Element data from apps and pages |
++++++++++++++++++++

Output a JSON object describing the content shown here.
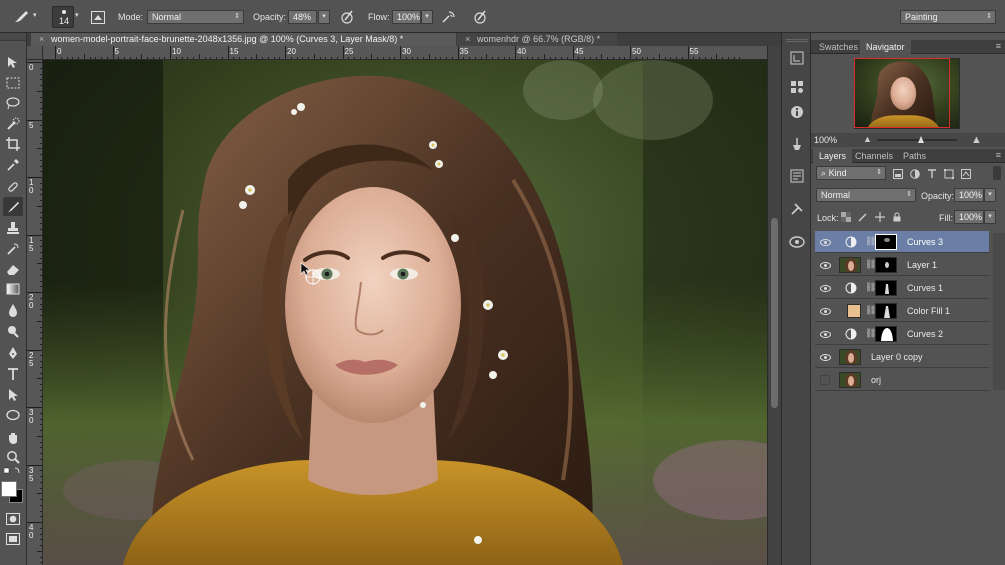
{
  "options_bar": {
    "brush_size": "14",
    "mode_label": "Mode:",
    "mode_value": "Normal",
    "opacity_label": "Opacity:",
    "opacity_value": "48%",
    "flow_label": "Flow:",
    "flow_value": "100%",
    "workspace": "Painting"
  },
  "doc_tabs": [
    {
      "title": "women-model-portrait-face-brunette-2048x1356.jpg @ 100% (Curves 3, Layer Mask/8) *",
      "active": true
    },
    {
      "title": "womenhdr @ 66.7% (RGB/8) *",
      "active": false
    }
  ],
  "ruler_h": [
    "0",
    "5",
    "10",
    "15",
    "20",
    "25",
    "30",
    "35",
    "40",
    "45",
    "50",
    "55"
  ],
  "ruler_v": [
    "0",
    "5",
    "1 0",
    "1 5",
    "2 0",
    "2 5",
    "3 0",
    "3 5",
    "4 0"
  ],
  "navigator": {
    "tabs": [
      "Swatches",
      "Navigator"
    ],
    "active_tab": "Navigator",
    "zoom": "100%"
  },
  "layers_panel": {
    "tabs": [
      "Layers",
      "Channels",
      "Paths"
    ],
    "active_tab": "Layers",
    "filter_kind": "Kind",
    "blend_mode": "Normal",
    "opacity_label": "Opacity:",
    "opacity_value": "100%",
    "lock_label": "Lock:",
    "fill_label": "Fill:",
    "fill_value": "100%",
    "layers": [
      {
        "name": "Curves 3",
        "type": "adjustment",
        "mask": "curves3",
        "selected": true,
        "visible": true
      },
      {
        "name": "Layer 1",
        "type": "pixel-masked",
        "mask": "layer1",
        "selected": false,
        "visible": true
      },
      {
        "name": "Curves 1",
        "type": "adjustment",
        "mask": "curves1",
        "selected": false,
        "visible": true
      },
      {
        "name": "Color Fill 1",
        "type": "fill",
        "mask": "colorfill",
        "selected": false,
        "visible": true
      },
      {
        "name": "Curves 2",
        "type": "adjustment",
        "mask": "curves2",
        "selected": false,
        "visible": true
      },
      {
        "name": "Layer 0 copy",
        "type": "pixel",
        "selected": false,
        "visible": true
      },
      {
        "name": "orj",
        "type": "pixel",
        "selected": false,
        "visible": false
      }
    ]
  },
  "colors": {
    "chrome": "#535353",
    "selected_layer": "#6b7fa6",
    "fill_swatch": "#e8c08f",
    "nav_box": "#d92b2b"
  }
}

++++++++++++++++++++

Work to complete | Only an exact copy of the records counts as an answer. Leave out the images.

Written answer |
Output a JSON object describing the content shown here.
{
  "options_bar": {
    "brush_size": "14",
    "mode_label": "Mode:",
    "mode_value": "Normal",
    "opacity_label": "Opacity:",
    "opacity_value": "48%",
    "flow_label": "Flow:",
    "flow_value": "100%",
    "workspace": "Painting"
  },
  "doc_tabs": [
    {
      "title": "women-model-portrait-face-brunette-2048x1356.jpg @ 100% (Curves 3, Layer Mask/8) *",
      "active": true
    },
    {
      "title": "womenhdr @ 66.7% (RGB/8) *",
      "active": false
    }
  ],
  "ruler_h": [
    "0",
    "5",
    "10",
    "15",
    "20",
    "25",
    "30",
    "35",
    "40",
    "45",
    "50",
    "55"
  ],
  "ruler_v": [
    "0",
    "5",
    "1 0",
    "1 5",
    "2 0",
    "2 5",
    "3 0",
    "3 5",
    "4 0"
  ],
  "navigator": {
    "tabs": [
      "Swatches",
      "Navigator"
    ],
    "active_tab": "Navigator",
    "zoom": "100%"
  },
  "layers_panel": {
    "tabs": [
      "Layers",
      "Channels",
      "Paths"
    ],
    "active_tab": "Layers",
    "filter_kind": "Kind",
    "blend_mode": "Normal",
    "opacity_label": "Opacity:",
    "opacity_value": "100%",
    "lock_label": "Lock:",
    "fill_label": "Fill:",
    "fill_value": "100%",
    "layers": [
      {
        "name": "Curves 3",
        "type": "adjustment",
        "mask": "curves3",
        "selected": true,
        "visible": true
      },
      {
        "name": "Layer 1",
        "type": "pixel-masked",
        "mask": "layer1",
        "selected": false,
        "visible": true
      },
      {
        "name": "Curves 1",
        "type": "adjustment",
        "mask": "curves1",
        "selected": false,
        "visible": true
      },
      {
        "name": "Color Fill 1",
        "type": "fill",
        "mask": "colorfill",
        "selected": false,
        "visible": true
      },
      {
        "name": "Curves 2",
        "type": "adjustment",
        "mask": "curves2",
        "selected": false,
        "visible": true
      },
      {
        "name": "Layer 0 copy",
        "type": "pixel",
        "selected": false,
        "visible": true
      },
      {
        "name": "orj",
        "type": "pixel",
        "selected": false,
        "visible": false
      }
    ]
  },
  "colors": {
    "chrome": "#535353",
    "selected_layer": "#6b7fa6",
    "fill_swatch": "#e8c08f",
    "nav_box": "#d92b2b"
  }
}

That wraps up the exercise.